### Supplied records
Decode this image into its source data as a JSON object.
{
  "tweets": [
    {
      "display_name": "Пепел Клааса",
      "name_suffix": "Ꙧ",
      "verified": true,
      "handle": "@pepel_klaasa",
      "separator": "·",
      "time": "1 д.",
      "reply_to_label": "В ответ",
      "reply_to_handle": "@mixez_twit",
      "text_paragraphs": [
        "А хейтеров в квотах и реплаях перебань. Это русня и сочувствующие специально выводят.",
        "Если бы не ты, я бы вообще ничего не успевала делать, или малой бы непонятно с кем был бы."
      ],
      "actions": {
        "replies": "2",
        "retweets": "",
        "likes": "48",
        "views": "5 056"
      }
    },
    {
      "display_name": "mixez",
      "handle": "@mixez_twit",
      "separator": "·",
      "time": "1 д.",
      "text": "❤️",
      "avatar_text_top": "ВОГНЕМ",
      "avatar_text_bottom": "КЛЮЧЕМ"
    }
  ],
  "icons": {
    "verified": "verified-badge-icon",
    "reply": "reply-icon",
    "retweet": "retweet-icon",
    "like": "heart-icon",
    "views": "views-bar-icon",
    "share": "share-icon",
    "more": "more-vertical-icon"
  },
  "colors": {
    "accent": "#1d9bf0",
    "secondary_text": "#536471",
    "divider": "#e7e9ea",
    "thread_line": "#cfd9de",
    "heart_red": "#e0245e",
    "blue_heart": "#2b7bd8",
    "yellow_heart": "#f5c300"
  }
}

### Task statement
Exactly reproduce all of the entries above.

### Response area
Decode this image into its source data as a JSON object.
{
  "tweets": [
    {
      "display_name": "Пепел Клааса",
      "name_suffix": "Ꙧ",
      "verified": true,
      "handle": "@pepel_klaasa",
      "separator": "·",
      "time": "1 д.",
      "reply_to_label": "В ответ",
      "reply_to_handle": "@mixez_twit",
      "text_paragraphs": [
        "А хейтеров в квотах и реплаях перебань. Это русня и сочувствующие специально выводят.",
        "Если бы не ты, я бы вообще ничего не успевала делать, или малой бы непонятно с кем был бы."
      ],
      "actions": {
        "replies": "2",
        "retweets": "",
        "likes": "48",
        "views": "5 056"
      }
    },
    {
      "display_name": "mixez",
      "handle": "@mixez_twit",
      "separator": "·",
      "time": "1 д.",
      "text": "❤️",
      "avatar_text_top": "ВОГНЕМ",
      "avatar_text_bottom": "КЛЮЧЕМ"
    }
  ],
  "icons": {
    "verified": "verified-badge-icon",
    "reply": "reply-icon",
    "retweet": "retweet-icon",
    "like": "heart-icon",
    "views": "views-bar-icon",
    "share": "share-icon",
    "more": "more-vertical-icon"
  },
  "colors": {
    "accent": "#1d9bf0",
    "secondary_text": "#536471",
    "divider": "#e7e9ea",
    "thread_line": "#cfd9de",
    "heart_red": "#e0245e",
    "blue_heart": "#2b7bd8",
    "yellow_heart": "#f5c300"
  }
}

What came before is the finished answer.